(Source information Opens)
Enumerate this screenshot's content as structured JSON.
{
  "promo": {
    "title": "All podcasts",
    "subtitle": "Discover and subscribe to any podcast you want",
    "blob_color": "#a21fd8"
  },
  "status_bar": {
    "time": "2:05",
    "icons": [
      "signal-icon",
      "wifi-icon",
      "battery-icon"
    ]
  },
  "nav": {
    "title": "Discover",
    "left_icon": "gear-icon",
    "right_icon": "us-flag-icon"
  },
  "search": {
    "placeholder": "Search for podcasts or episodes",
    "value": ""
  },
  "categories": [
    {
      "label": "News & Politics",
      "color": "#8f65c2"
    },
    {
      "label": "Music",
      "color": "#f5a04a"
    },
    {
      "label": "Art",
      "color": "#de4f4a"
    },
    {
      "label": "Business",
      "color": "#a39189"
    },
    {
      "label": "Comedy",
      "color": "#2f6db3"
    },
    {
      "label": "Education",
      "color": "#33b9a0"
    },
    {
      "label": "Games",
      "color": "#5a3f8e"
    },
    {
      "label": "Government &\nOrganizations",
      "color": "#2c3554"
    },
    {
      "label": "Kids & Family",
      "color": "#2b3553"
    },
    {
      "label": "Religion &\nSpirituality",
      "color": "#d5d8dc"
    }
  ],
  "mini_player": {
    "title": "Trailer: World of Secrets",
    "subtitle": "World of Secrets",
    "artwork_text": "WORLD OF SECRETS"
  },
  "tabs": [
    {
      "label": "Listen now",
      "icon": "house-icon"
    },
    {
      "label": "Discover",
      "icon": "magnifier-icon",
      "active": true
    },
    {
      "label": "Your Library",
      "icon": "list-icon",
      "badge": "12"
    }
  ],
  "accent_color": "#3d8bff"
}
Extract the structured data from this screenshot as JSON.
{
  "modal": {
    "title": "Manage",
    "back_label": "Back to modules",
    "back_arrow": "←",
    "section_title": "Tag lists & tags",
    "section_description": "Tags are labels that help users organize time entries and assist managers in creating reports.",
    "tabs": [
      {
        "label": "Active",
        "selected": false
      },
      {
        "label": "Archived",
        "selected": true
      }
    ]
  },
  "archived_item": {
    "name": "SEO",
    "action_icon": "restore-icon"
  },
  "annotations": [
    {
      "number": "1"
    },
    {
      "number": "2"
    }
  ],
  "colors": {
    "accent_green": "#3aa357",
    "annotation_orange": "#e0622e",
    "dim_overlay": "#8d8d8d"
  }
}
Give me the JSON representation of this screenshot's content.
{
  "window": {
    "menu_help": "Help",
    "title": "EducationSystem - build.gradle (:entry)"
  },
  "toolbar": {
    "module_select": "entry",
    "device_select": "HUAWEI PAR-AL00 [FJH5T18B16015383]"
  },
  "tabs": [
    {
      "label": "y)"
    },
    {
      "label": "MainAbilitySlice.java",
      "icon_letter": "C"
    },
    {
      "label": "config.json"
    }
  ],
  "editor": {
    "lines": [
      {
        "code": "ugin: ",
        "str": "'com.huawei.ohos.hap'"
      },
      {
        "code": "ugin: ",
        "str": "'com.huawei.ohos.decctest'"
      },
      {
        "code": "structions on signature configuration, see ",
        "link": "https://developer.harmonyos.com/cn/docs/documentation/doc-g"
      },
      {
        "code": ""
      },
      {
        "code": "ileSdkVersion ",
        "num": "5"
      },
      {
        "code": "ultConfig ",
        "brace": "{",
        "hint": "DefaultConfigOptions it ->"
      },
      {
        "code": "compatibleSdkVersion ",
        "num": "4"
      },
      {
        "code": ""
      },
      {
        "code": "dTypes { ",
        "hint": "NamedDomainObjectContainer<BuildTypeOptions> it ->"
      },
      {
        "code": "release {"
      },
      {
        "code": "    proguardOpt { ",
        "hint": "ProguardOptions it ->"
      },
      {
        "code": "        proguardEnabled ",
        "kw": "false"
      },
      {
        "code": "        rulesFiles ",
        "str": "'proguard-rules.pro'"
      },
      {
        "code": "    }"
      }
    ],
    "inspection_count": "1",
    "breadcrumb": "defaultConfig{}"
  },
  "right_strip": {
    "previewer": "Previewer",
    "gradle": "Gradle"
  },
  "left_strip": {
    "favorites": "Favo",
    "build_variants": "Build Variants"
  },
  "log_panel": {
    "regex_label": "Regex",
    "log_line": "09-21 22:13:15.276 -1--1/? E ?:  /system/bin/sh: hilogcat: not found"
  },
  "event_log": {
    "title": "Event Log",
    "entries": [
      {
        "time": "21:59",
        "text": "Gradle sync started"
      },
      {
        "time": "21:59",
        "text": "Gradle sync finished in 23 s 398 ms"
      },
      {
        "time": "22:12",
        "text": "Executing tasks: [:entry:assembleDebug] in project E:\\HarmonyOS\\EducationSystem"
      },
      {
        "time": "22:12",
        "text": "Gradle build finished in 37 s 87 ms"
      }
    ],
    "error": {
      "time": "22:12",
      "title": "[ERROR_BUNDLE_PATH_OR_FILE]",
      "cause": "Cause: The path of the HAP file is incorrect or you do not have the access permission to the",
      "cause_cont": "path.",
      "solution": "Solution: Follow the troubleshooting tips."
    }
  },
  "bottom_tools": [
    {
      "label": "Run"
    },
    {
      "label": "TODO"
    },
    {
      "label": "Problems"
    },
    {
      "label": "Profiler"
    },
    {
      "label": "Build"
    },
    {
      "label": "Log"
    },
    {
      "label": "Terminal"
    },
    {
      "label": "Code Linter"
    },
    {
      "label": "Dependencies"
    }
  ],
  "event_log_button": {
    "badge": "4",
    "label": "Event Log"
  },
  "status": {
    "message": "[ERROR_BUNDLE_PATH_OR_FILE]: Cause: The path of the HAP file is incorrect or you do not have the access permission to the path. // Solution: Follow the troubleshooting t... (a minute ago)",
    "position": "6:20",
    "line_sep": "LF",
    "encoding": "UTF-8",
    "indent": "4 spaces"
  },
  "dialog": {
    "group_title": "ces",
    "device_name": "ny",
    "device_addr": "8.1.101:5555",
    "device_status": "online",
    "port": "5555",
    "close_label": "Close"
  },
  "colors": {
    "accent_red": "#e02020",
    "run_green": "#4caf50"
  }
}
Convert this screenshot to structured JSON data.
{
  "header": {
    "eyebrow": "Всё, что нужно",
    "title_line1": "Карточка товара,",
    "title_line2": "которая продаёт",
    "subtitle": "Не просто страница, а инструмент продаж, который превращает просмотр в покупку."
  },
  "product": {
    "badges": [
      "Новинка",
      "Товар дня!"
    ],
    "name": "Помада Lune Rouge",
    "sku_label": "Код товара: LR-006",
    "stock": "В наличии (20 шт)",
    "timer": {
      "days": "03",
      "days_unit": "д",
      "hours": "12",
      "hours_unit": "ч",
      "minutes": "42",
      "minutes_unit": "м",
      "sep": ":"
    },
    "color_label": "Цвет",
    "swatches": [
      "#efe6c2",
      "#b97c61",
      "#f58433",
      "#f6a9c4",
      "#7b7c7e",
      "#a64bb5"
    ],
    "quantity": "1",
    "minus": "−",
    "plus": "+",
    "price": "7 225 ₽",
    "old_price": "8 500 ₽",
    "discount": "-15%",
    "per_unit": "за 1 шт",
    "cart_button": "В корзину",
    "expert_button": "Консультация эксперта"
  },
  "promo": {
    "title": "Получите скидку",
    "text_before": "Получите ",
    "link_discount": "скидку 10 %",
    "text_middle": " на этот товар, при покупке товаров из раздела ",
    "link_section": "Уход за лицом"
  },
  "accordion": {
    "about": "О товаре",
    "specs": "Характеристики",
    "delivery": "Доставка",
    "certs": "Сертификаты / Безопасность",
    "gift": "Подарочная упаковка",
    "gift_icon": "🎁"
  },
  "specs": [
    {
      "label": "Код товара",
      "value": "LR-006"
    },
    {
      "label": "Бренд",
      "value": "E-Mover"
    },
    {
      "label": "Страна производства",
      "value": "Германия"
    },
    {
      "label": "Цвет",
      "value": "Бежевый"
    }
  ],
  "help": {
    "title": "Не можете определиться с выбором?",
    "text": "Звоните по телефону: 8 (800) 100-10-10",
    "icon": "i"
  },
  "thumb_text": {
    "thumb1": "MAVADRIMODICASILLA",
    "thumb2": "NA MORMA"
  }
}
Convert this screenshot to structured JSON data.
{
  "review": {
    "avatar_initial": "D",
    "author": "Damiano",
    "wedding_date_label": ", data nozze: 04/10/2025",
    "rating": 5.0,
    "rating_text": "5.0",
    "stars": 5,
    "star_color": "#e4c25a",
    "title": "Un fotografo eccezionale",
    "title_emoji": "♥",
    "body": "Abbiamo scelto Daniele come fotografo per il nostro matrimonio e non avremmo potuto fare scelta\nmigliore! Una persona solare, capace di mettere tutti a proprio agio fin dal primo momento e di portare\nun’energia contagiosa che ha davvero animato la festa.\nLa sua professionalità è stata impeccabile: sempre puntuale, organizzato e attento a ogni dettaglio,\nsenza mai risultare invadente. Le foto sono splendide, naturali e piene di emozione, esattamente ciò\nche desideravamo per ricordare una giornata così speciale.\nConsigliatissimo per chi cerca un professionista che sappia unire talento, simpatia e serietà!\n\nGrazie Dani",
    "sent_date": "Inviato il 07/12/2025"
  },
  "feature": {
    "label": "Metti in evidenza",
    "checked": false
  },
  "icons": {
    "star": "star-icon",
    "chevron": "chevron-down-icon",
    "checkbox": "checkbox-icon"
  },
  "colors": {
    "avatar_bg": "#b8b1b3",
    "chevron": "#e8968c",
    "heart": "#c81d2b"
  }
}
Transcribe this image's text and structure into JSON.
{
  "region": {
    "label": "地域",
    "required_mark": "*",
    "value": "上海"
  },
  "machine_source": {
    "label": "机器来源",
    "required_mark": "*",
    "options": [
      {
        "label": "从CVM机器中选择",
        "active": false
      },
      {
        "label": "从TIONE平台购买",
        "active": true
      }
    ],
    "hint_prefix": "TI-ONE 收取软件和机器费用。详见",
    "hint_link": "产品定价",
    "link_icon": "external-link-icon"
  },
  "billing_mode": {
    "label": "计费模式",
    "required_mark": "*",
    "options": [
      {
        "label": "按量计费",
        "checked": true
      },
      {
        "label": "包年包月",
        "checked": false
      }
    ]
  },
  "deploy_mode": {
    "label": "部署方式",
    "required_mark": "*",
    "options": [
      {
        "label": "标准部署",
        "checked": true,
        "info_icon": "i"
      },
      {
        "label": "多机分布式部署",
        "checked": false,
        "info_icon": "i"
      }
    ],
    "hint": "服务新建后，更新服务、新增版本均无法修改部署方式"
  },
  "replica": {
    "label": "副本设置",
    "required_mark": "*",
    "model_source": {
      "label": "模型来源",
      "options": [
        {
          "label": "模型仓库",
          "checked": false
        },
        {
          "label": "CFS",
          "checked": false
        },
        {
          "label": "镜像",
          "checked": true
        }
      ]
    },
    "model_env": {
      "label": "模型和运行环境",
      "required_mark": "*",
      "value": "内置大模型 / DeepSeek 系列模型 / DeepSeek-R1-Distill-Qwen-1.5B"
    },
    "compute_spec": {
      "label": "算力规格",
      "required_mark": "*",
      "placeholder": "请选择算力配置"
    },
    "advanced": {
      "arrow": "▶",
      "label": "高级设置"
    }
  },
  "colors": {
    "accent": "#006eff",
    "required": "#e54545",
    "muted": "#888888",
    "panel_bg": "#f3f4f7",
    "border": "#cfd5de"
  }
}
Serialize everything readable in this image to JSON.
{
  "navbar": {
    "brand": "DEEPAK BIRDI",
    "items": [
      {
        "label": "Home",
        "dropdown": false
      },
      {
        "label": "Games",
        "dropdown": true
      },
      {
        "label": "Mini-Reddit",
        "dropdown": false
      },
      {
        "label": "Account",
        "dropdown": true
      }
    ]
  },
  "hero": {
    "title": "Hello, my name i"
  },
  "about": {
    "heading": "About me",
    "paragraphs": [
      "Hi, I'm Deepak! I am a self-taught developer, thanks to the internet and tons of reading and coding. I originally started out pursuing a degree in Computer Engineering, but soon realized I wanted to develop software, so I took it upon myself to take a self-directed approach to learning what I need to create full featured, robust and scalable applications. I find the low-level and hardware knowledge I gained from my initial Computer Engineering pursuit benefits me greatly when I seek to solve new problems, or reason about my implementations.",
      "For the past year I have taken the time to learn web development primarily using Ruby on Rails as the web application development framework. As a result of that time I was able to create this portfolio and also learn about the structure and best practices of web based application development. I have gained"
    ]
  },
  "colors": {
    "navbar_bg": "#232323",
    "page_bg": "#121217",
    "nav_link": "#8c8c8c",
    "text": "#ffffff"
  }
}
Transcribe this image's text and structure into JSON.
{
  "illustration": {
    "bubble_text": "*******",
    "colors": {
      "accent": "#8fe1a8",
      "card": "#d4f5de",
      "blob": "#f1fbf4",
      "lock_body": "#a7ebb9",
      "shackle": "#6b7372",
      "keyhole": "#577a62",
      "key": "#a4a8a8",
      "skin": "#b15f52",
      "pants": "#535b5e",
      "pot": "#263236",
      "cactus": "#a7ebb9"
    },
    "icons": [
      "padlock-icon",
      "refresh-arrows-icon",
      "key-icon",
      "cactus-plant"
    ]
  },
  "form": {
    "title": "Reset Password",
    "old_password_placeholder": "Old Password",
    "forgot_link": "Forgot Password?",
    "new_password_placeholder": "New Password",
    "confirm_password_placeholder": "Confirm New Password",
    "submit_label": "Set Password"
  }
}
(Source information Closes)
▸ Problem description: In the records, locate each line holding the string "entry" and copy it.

▸ Solution to this problem:
    "title": "EducationSystem - build.gradle (:entry)"
    "module_select": "entry",
        "text": "Executing tasks: [:entry:assembleDebug] in project E:\\HarmonyOS\\EducationSystem"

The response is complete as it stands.